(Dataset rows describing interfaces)
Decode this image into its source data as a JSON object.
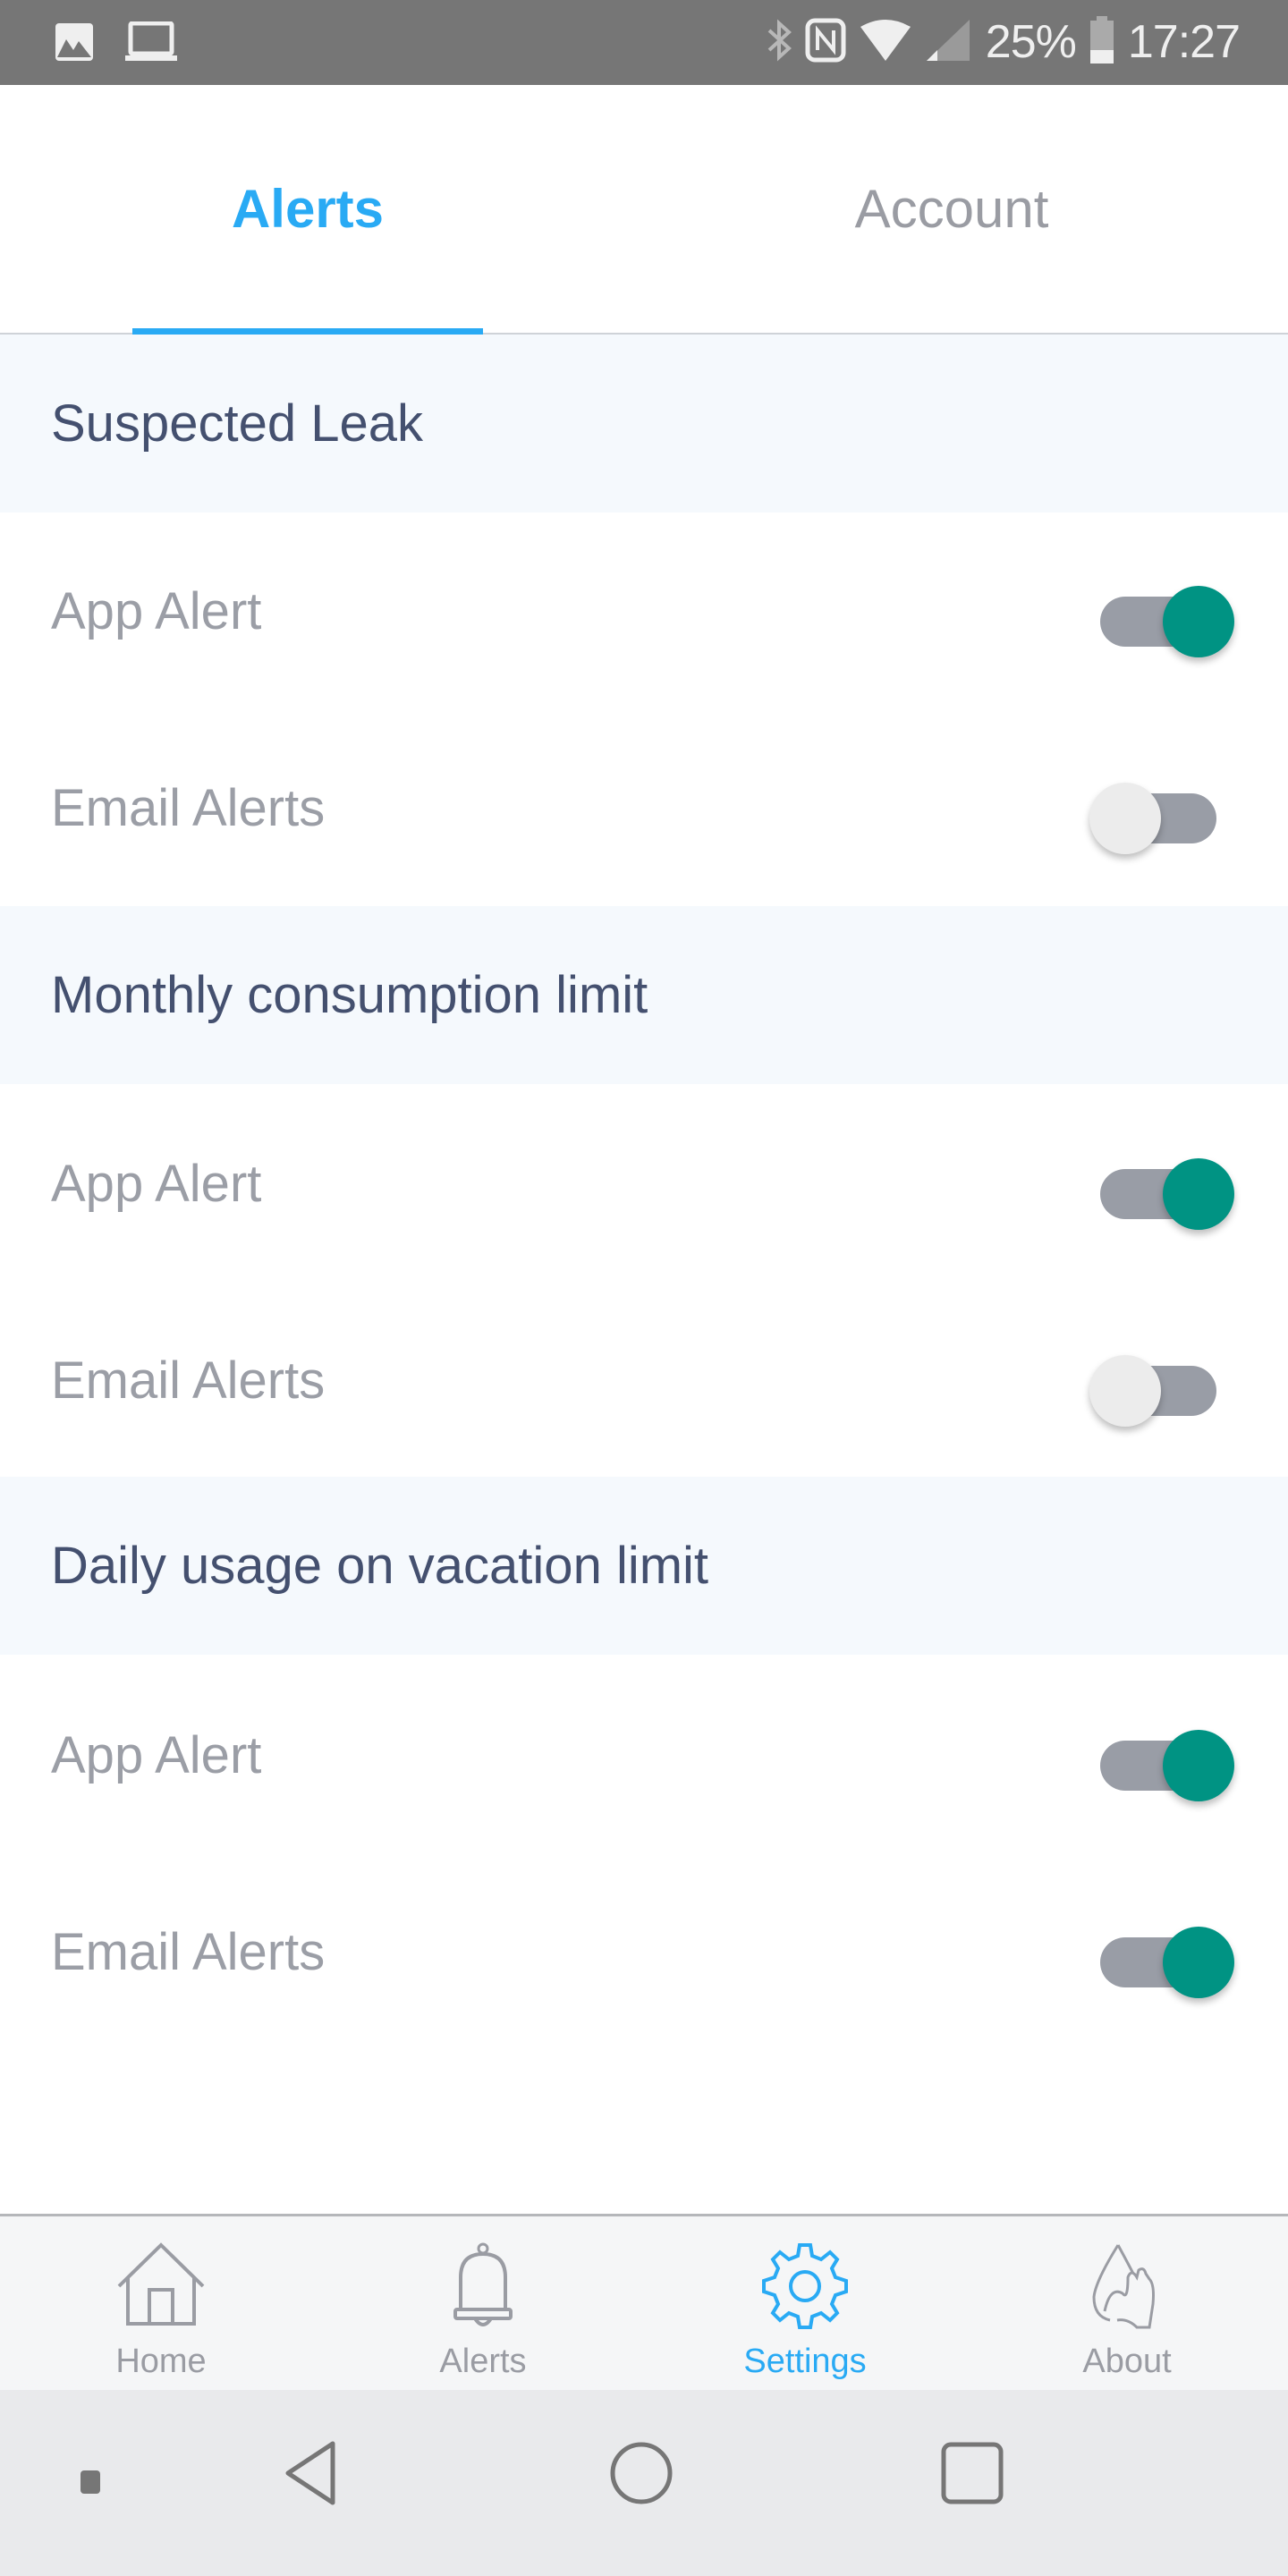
{
  "status_bar": {
    "left_icons": [
      "image-icon",
      "laptop-icon"
    ],
    "right_icons": [
      "bluetooth-icon",
      "nfc-icon",
      "wifi-icon",
      "signal-icon",
      "battery-icon"
    ],
    "battery": "25%",
    "time": "17:27"
  },
  "tabs": [
    {
      "label": "Alerts",
      "active": true
    },
    {
      "label": "Account",
      "active": false
    }
  ],
  "sections": [
    {
      "title": "Suspected Leak",
      "rows": [
        {
          "label": "App Alert",
          "enabled": true
        },
        {
          "label": "Email Alerts",
          "enabled": false
        }
      ]
    },
    {
      "title": "Monthly consumption limit",
      "rows": [
        {
          "label": "App Alert",
          "enabled": true
        },
        {
          "label": "Email Alerts",
          "enabled": false
        }
      ]
    },
    {
      "title": "Daily usage on vacation limit",
      "rows": [
        {
          "label": "App Alert",
          "enabled": true
        },
        {
          "label": "Email Alerts",
          "enabled": true
        }
      ]
    }
  ],
  "bottom_nav": [
    {
      "label": "Home",
      "icon": "home-icon",
      "active": false
    },
    {
      "label": "Alerts",
      "icon": "bell-icon",
      "active": false
    },
    {
      "label": "Settings",
      "icon": "gear-icon",
      "active": true
    },
    {
      "label": "About",
      "icon": "water-hand-icon",
      "active": false
    }
  ],
  "system_nav": [
    "menu-dot",
    "back",
    "home",
    "recents"
  ],
  "colors": {
    "accent": "#29aaf4",
    "toggle_on": "#009383",
    "toggle_track": "#999da6",
    "section_bg": "#f5f9fd",
    "header_text": "#44506f",
    "muted_text": "#9b9ea6"
  }
}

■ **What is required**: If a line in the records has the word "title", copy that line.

■ **Answer to the exercise**:
      "title": "Suspected Leak",
      "title": "Monthly consumption limit",
      "title": "Daily usage on vacation limit",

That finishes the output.